What’s your favorite product? What’s your least favorite product? Why? We’re all customers and we all like to think that we know something about something, right? In “Knowing your Limits,” I noted how important it is to talk to the customer and that if we don’t we’re liable, and likely guaranteed, to develop functions in our products that customers don’t want and miss functionality that they do want. Talking to customers is an essential part of building quality into our products and services.
“But wait,” you say. “I’m a professional in my field, have years of experience, I do talk to customers and I know the industry. I know what customers want.” Really? OK. And I’m not calling into question anyone’s experience and intelligence—the business world is full of smart, hardworking people who know their business. Besides, almost everyone at some time or another has said the phrase “Customers don’t know what they want!”
Is this true? It might be. There’s sometimes an element of truth in a generalization like this… so let’s say it’s true. Customers don’t know what they want. There, I’ve said it and we should all feel better knowing that I’ve laid it out there for anyone to read. Fortunately, it’s not the customer’s business to know what they want. Customers have entirely too much to do focusing on their core business. Instead, it’s our responsibility to create products and services for them to use. In fact, the customer actually knows something MUCH more valuable than what they want. What is it?
If you’re like me, you’ve been on your fair share of planes. I remember working for IBM several years back and hearing about the ‘privilege’ of flying for the company. “Bring the spouse, wear a business suit and drink some champagne.” How about today? Does flying feel like a privilege to you? If not, why? Let me guess, it starts with standing in line at the counter, then you have to pay to check a bag (I hate that), followed by a long wait in a security line where you have to take off your shoes (maybe your belt), put your valuables IN your laptop bag then take your laptop OUT of your laptop bag (while waiting for the person in front of you who always seems to be in the middle of their first trip). Oh, and don’t forget to keep your boarding pass with you going through the security gate (which they just looked at 5 feet behind you). You get to ‘re-dress’ on the other side and then get on the plane. Flying cross-country? Thanks to the pull-back in flight schedules, your plane is packed, so you may have to curb check the bag you didn’t pay $15 for (funny how it’s free when they NEED you to check your bag). Finally, you have to pay for everything from a soft drink to a pre-packaged cold meal. Sound familiar?
OK, OK, enough. What is it that I know as a customer of the air-travel industry? Not what I want…in fact, I don’t truly know what the right experience is that minimizes the pain of travel while mitigating the security risks of flying! What I’ve been sharing with you for the last paragraph is the pain that I experience as a result of flying. I don’t think that there’s an industry in existence that has strayed farther from the customer experience than the airlines and their regulators. What’s more, it’s not my job to solve the problem! Let’s say you design airplanes, build buildings or create million dollar software. Have you flown on one of your own planes, worked in one or your own buildings or professionally used the software you create?

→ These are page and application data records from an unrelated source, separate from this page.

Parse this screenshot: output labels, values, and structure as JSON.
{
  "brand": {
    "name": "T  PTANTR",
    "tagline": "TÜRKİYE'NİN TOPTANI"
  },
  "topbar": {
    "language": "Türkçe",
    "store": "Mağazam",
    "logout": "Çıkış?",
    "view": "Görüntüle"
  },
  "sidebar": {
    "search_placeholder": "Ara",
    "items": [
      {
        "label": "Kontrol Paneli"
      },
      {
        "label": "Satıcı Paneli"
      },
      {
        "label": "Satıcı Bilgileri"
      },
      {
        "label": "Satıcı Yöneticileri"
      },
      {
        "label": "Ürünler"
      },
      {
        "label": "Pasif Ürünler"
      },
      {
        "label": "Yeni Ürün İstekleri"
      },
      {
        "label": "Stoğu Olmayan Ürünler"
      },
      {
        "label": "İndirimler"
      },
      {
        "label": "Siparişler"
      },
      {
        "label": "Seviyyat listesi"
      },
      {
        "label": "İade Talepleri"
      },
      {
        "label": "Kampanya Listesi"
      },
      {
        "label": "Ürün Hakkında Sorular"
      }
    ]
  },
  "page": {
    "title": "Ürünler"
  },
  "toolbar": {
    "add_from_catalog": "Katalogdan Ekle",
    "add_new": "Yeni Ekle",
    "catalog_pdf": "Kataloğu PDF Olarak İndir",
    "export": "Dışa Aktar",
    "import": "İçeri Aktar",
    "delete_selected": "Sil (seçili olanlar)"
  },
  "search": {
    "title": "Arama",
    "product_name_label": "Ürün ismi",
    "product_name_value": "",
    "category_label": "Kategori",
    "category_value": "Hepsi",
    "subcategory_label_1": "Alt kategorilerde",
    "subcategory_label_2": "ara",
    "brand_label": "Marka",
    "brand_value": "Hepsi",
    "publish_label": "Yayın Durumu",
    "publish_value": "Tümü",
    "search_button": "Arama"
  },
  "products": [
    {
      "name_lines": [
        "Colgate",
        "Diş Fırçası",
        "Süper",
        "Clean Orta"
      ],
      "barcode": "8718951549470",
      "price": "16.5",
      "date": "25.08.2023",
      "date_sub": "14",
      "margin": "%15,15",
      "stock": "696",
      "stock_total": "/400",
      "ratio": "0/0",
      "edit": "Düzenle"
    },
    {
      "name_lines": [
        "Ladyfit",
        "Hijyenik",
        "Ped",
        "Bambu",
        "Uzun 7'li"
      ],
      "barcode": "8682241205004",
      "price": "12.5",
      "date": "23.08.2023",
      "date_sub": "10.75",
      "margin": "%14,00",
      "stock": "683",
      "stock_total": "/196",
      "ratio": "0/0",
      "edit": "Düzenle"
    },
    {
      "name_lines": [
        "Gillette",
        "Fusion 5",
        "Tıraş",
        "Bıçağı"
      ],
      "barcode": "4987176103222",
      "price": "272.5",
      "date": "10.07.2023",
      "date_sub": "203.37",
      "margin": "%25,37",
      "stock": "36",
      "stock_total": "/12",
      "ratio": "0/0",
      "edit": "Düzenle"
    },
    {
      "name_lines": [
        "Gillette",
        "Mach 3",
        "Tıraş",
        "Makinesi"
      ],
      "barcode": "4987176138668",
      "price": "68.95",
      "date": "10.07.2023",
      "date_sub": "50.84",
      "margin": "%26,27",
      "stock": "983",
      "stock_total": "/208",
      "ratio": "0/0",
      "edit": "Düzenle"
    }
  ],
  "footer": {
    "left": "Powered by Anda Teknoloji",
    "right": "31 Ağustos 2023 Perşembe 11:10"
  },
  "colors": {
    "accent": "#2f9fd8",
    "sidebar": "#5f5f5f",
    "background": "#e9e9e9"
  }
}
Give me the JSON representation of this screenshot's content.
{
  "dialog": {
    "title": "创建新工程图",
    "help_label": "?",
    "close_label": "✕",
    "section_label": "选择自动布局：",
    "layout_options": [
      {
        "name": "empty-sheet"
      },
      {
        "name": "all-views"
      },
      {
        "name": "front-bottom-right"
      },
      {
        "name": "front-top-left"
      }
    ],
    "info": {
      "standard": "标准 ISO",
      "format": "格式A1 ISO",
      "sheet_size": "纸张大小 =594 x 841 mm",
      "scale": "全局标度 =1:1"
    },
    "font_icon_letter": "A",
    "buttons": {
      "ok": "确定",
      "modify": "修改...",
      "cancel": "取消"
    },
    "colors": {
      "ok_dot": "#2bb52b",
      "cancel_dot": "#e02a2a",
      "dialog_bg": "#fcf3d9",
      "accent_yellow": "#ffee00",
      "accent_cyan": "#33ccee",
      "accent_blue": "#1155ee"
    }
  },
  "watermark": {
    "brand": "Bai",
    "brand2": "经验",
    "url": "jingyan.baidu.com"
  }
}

If not, though you may know your industry and a lot about the commodity features that are fundamental requirements for customer acceptance, you are likely missing out on a golden opportunity to put the finishing touches on your products and differentiate what your offer from competitors. Knowing your customer’s pain directly by speaking to them makes you the one responsible for providing solutions, a special opportunity to solve the problems that no other company in your industry knows about. You have the secret information that every product designer searches for already sitting on your plane, in one of your buildings or at a desk using the program you’ve created.
Better yet, they may use your competitor’s products. It’s common practice for customers to tell ANYONE that will listen about the problems they are experiencing with the products they use everyday. You can bet that if they tell you about problems with your competitor’s products, they’ll be just as happy to tell your competitors about yours. Lucky for you, your competitors probably aren’t talking to their customers either or, if they are, it’s only a sales person who gets a lot of other complaints and they all wash together.
Let’s say you believe all of this and decide to spend more time talking with your customers. GREAT! What do you talk about? Focus on their daily processes and where your product fits in. Understand where they have staff manually working on things that are shortcomings of products they already use. Be sure to validate the fundamentals, to ensure the market hasn’t changed! Most importantly, don’t only focus on the feature/functionality of your products! Remember that someone in Sales has to sell your product, your customer will have to go through your implementation process and then, when something goes wrong, will have to call your company for support!
Ask about pricing or at least talk about value. It’s OK! If you set the stage as an R&D session, not a contractual obligation, you can see where manual processes equal overhead dollars for your customer. Elimination of manual work can translate into revenue for you. The customer can help you understand the value of the solution once you know their pain. Ask them about other implementations with your (or a competitor) company’s products. Find out where their pain points are and design for good implementation. Finally, find out how the customer prefers to deal with customer service. You can be the one who creates a great product that is ALSO easy to sell, implement and support!